We all know the story since then: YouTube was purchased by Google a mere 19 months later, and a major lawsuit was filed by a media company in response to that fan activity. What was built and released in response to the increasing pressure (from the lawsuit) to address fan activity was YouTube’s Content ID, a system which empowers media companies to assert their ownership over content which is uploaded and shared by fans.
That was the revolution moment. Fans win. Media companies win. Platform wins.
Here are the four most important takeaways that Facebook can glean from their rival’s learned experience as they too enter into the increasingly competitive and complex digital-video space:
1. Distribution Is Not What People Think (aka: You can’t stop the fans, nor do you want to)
On YouTube, ZEFR calculates that 95 percent of views and engagement around media assets and brand assets come from the content that is uploaded by the fans. Once the media companies realized the power of this activity, most of them decided it was time to harness that activity. Harness the data, harness the passion, and harness the advertising revenue associated with the activity. This strategy turns out to be a lot more lucrative than playing a never-ending game of whack-a-mole, trying to pull down fan-uploaded videos as fast as they get posted. The truth is this: The fan community won’t be stopped, now or ever.
2. The Tipping Point for Media Companies
The more media companies familiarized themselves with the power of the fan community, the more they embraced the platform. Companies like VEVO and MOVIECLIPS emerged on YouTube, as well as thousands of official channels from the media companies for marketing purposes.
3. The Speed of Sharing Is Scary (And Facebook Has Cornered the Market)
People share YouTube videos and the views stack up fast, but the nature of Facebook is 100 percent focused on sharing. This fact is why Facebook is already seeing 4 billion views of video content per day. That’s staggering. What is also staggering is how fast an infringement violation can become a massive problem. The efficiency of the world’s leading social network can act like lighter fluid to this flame if Facebook does not address this problem swiftly and smartly.
4. There Is a Silver Linings Playbook
YouTube’s ContentID was built and released quickly.

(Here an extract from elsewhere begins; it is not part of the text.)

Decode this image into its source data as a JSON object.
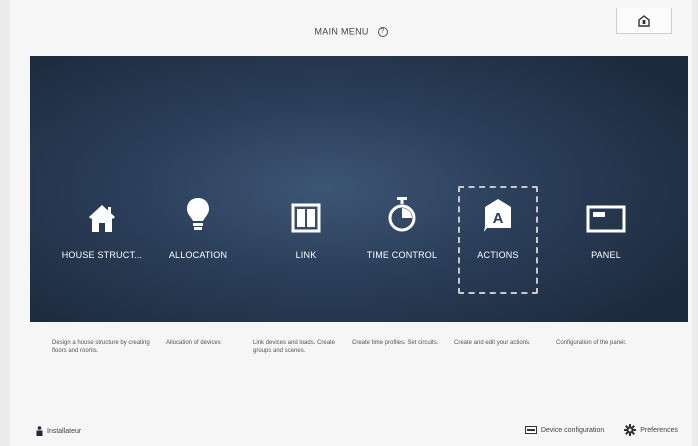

It has seen major improvements, but the system still has issues. For Facebook, the great thing about not being first to this market is there are best practices to learn from and huge mistakes that have played out publicly which can now be anticipated and avoided.
The days of holding on tightly to content are over — people love video and are sharing more than they ever have before. It’s up to companies like Facebook to find solutions that empower both their users and copyright holders. Among all the headlines and potential legal battles, the biggest threat to Facebook is time — because the fans won’t be stopped.